Swain noted that FMVSS 111 is interpreted as a mirror adjustment “system,” which, he added, it is not.

“The FMVSS 111 does not separate the convex from the flat mirror on the side-view system; it does not designate what each mirror needs to see in that system. Drivers are taking it upon themselves to decide which objects to view with each mirror,” said Swain.

Schuster shared that Mirror Lite is introducing a new mirror adjustment method that may extend FMVSS 111. “It’s a simplified version that achieves the same field of vision,” he said. “It can be done more quickly and it uses color coding, whereas the current one uses cylinders. This method is almost more stringent: If you can see a spot on the ground, that’s harder to see than a cylinder.”

The main differences between the Sencillo method and the current grid, explained Swain, who had tested it, is that it uses a painted grid allows drivers to conduct the checks themselves.
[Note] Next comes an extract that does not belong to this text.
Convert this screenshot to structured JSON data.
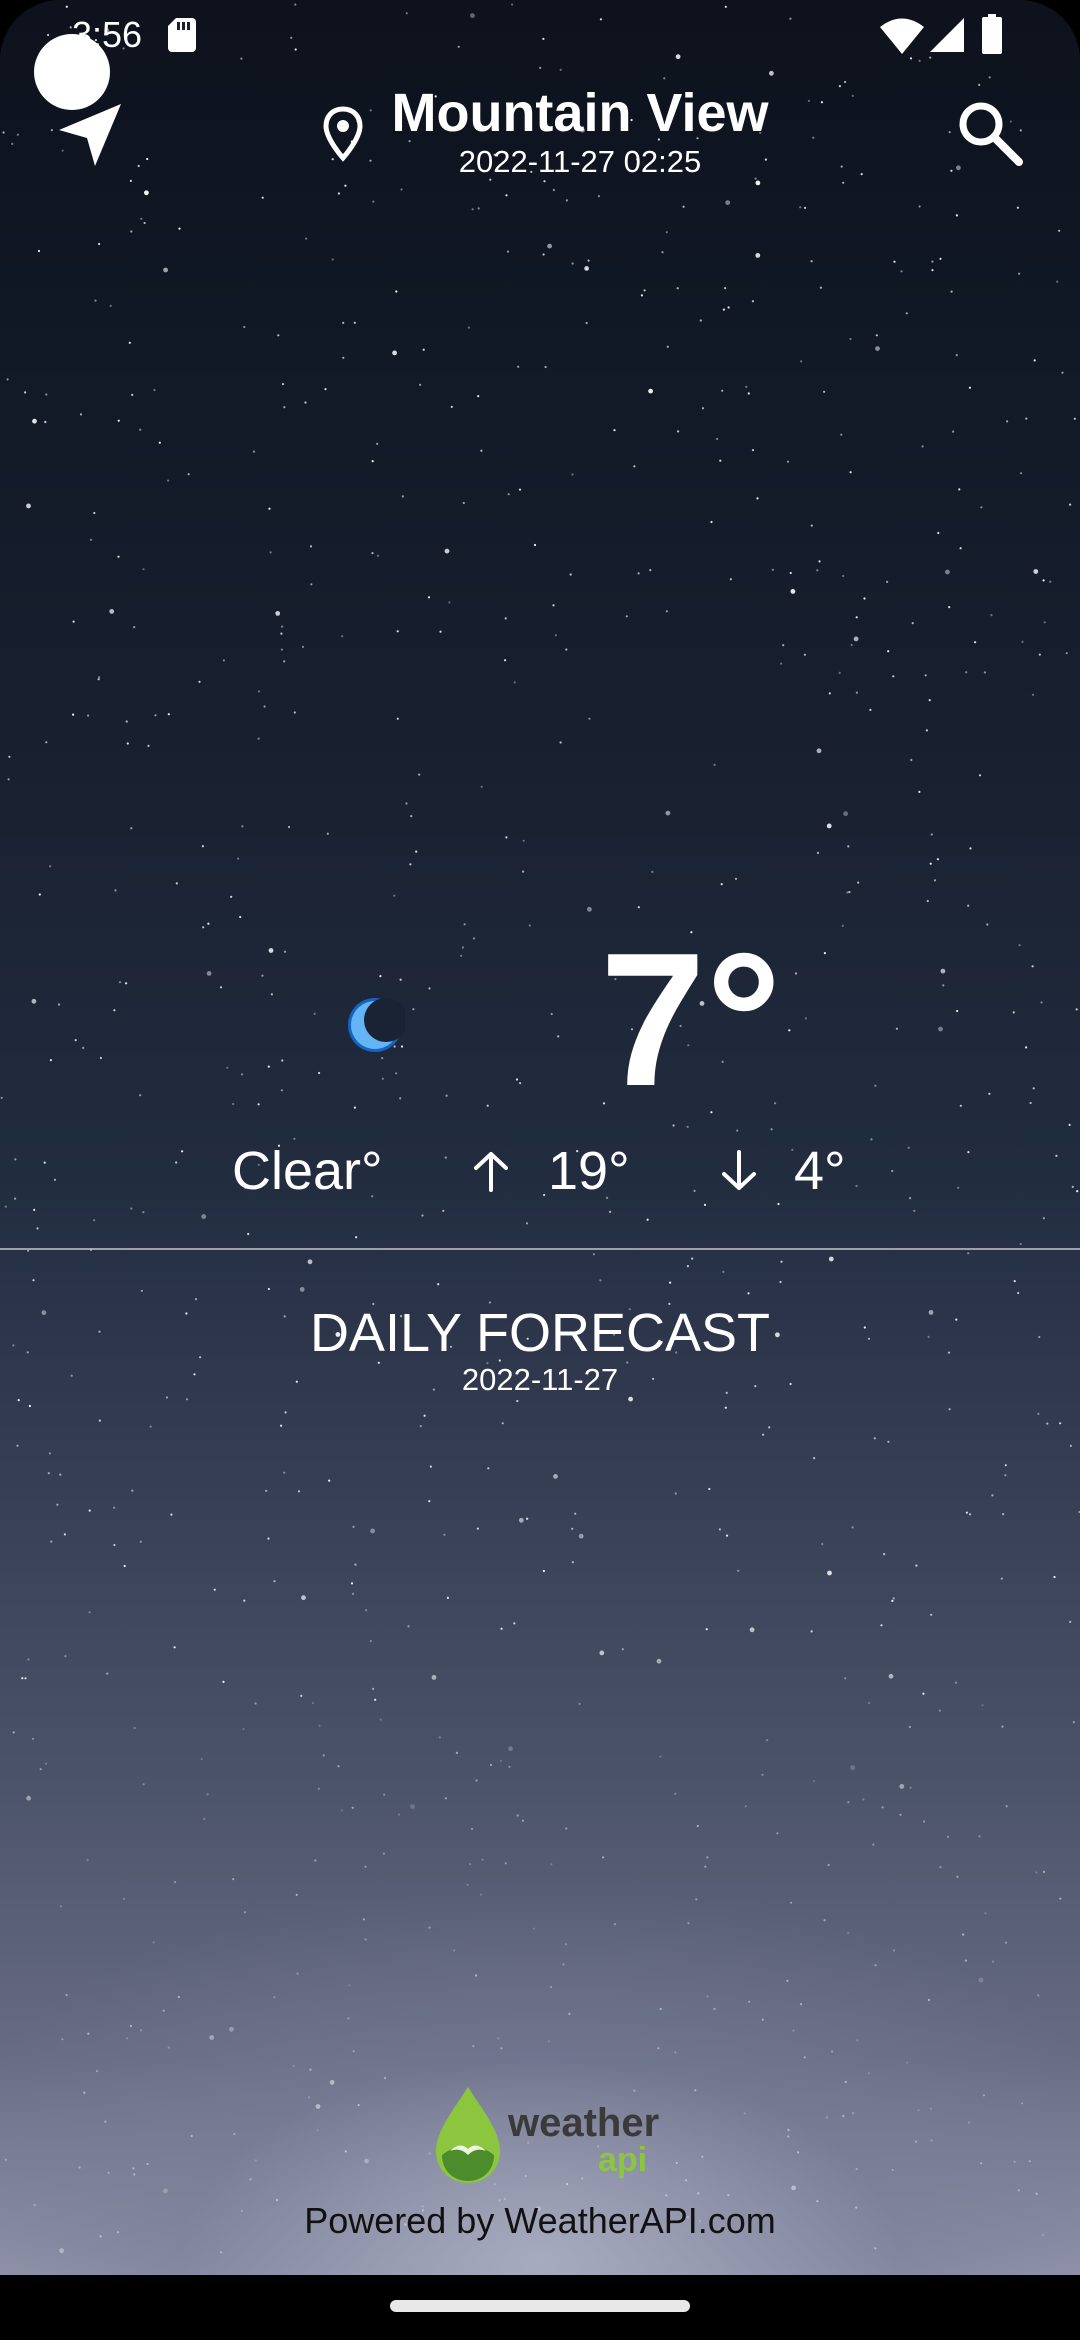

And color coding along the sides help drivers adjust their cross-view mirrors.

“By blending the intent of the FMVSS 111 requirements with a large dose of practicality, the Sencillo Mirror Adjustment Method was created to bridge the gap between the manufacturers’ compliance certification and the driver’s ability to properly adjust the mirrors as simply and quickly as possible,” Swain said.

Inconsistent Training Seen Across States
Kansas’ Bluthardt said he wishes that more state training programs stressed the importance of mirror use and danger zones.

“You’d be hard pressed to find a bus with the mirrors all properly adjusted,” he said. “Drivers also adjust mirrors to check on the overhead lights, and I always tell them, ‘We’d rather you have a dead light up there than a dead kid down below.’”

Fischer is also concerned about inconsistent state training on mirrors.

“I’ve spent four hours with a new driver just on mirror use and the danger zone,” Fischer said. “If the bus is accepted and the drivers can’t use the mirrors properly, if they’re mounted improperly or in the wrong location, if you don’t train drivers correctly — then things begin to happen.”

He advised trainers to be thorough when teaching the basics of mirror adjustment. In addition, drivers should implement what they’ve learned by sitting inside every bus before it leaves the yard to gauge field of vision because of differences in size, hood length, seats, and so on. Last, Fischer urges transportation directors to not assume that every school bus that arrives is automatically set.

“When that bus is delivered, you really need to make sure you can see everything, that the danger zone is not blocked. Don’t just accept the bus because someone says it meets the standards,” he said.

After working with Fischer for two decades, Bluthardt said he can appreciate why so much of his 40-hour “Train the Trainer” program focuses on proper mirror adjustment.

“In his five-day program, you’re going to use those mirrors nearly every day and spend two to three days just on mirrors,” he said.

McDonald, who has attended other training programs, agreed that mirrors must be a major focus.

“Drivers get a lot of information in a very short time to totally digest. It’s not that they weren’t taught the standard; it depends on how it’s presented,” he said. “When you do one specific item, like mirrors and field of vision, then they really pick that up.”

Chuck Hall, transportation director of Blair, Nebraska, said Fischer’s expertise captivated his crowd of 120 drivers, directors and law enforcement officials.

“He spent at least two hours of the eight-hour session just on mirrors and proper adjustment. It was amazing,” he said, adding that veteran drivers benefited in particular because they realized mistakes they had made. “After this training, we were told by the DMV that our drivers are second to none, and that’s priceless,” said Hall.

Bluthardt cannot comprehend why more state directors are not using Fischer’s services.

“I’ve told all state directors, if you’re not using him, you’re missing a great opportunity for drivers to learn from the best in the country. He’s always been ahead of the game,” he said. “We’ll never know how many kids’ lives he has saved by teaching one driver the proper method.”

Reprinted from the January 2009 issue of School Transportation News magazine. All rights reserved.